                        Last edited by OLD1; 10-20-2011, 10:28 PM.
                        ''Beer is proof that God loves us and wants us to be happy" Benjamin Franklin

                        Comment


                        • #27
                          Re: Business ethics: bidding a homeowner

                          Im not sure what it is that your reading into. National flat rate shops are succesful, look at horizon services 35million/year and several others. I cant sleep at night if I cant pay my overhead and make a wage and benefits package like I would as a top notch employee. I have picked up alot of very usefull insights over the years and I choose to use them for good.

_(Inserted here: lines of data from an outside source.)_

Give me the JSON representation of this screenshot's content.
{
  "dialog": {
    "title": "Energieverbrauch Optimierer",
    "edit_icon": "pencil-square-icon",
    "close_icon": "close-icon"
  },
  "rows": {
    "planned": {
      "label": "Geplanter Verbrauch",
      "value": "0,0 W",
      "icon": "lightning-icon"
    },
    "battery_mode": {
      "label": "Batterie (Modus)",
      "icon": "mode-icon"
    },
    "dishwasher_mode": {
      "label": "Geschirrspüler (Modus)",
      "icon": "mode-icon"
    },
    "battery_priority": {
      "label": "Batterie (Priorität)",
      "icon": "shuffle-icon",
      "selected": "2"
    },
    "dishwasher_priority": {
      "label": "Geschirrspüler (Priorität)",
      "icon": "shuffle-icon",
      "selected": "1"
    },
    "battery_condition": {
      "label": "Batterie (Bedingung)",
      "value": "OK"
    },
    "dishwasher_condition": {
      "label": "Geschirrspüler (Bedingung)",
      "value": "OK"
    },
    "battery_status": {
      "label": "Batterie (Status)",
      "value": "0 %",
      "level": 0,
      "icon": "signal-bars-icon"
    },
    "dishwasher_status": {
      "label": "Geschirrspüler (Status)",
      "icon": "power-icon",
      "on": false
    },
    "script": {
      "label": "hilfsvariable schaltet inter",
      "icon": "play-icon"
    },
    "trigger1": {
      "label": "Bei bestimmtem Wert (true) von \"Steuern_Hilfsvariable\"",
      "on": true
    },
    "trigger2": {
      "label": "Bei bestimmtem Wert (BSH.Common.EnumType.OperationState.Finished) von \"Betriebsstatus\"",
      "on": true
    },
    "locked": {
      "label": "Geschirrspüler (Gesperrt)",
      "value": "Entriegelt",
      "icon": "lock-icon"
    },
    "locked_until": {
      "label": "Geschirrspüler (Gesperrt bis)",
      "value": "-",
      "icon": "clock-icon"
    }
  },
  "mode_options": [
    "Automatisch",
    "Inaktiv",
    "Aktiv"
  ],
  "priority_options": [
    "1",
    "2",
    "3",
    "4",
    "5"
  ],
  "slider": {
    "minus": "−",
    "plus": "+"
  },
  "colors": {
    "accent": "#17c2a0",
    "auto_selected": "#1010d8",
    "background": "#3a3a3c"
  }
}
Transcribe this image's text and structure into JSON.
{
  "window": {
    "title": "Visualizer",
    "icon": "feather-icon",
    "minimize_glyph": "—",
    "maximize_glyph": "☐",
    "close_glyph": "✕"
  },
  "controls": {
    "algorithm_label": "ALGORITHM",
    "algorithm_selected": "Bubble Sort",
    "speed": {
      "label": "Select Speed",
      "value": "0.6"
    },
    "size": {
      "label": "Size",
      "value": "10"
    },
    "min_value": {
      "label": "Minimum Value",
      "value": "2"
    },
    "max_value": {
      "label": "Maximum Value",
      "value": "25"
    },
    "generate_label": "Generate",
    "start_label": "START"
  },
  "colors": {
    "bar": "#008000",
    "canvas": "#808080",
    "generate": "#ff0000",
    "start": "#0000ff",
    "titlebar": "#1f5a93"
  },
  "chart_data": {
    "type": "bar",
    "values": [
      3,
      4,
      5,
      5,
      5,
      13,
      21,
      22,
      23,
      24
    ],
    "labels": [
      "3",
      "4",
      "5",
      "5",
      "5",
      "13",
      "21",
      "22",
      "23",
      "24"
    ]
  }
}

You find value builders as takeing advantage? Maybee the shop you were in used some value builders for less than honorable intentions, maybee you would impute the same character on me. Maybee your customers dealings with unprofessional handymen(posing as plumbers) has caused them to think that you are one of them. I think its important for you to distinguish yourself above the customers past experiences, how do you do that without value building techniques. Keep in mind im not advocating any dishonesty or misleading customers.

                          Comment


                          • #28
                            Re: Business ethics: bidding a homeowner

                            This thread has potential!!

                            Comment


                            • #29
                              Re: Business ethics: bidding a homeowner

                              I do it with being honest with my clients, present all the options, and fix that old unit if they wish. I also maybe have a 1-2% go back rate. I will spend time with the client to make sure they understand everything they want to. Oh and the client knows I will stand behind my work. Just yesterday one of my clients saw me in the bank. She ran up to give a hug and chat for a moment. I'm comfortable that my clients see a lot of value and that is I am more interested in their needs. I quit worring about being able to pay the bills or put food on the table for the kids. I found that to be a waste of energy. If you just honestly take care of your client, all the rest just works out.

                              Comment


                              • #30
                                Re: Business ethics: bidding a homeowner

                                Hey Jones, I wish I could have your same "things will work out attitude". I follow business pretty closely. The out of business statistics are crazy. The other tradesmen at the wholesalers talking about how they would be better off working for someone else resounds all over the place. Ill bet you dont make very good money, your well liked, you get lots of referals.

                                Comment

                                Working...
                                X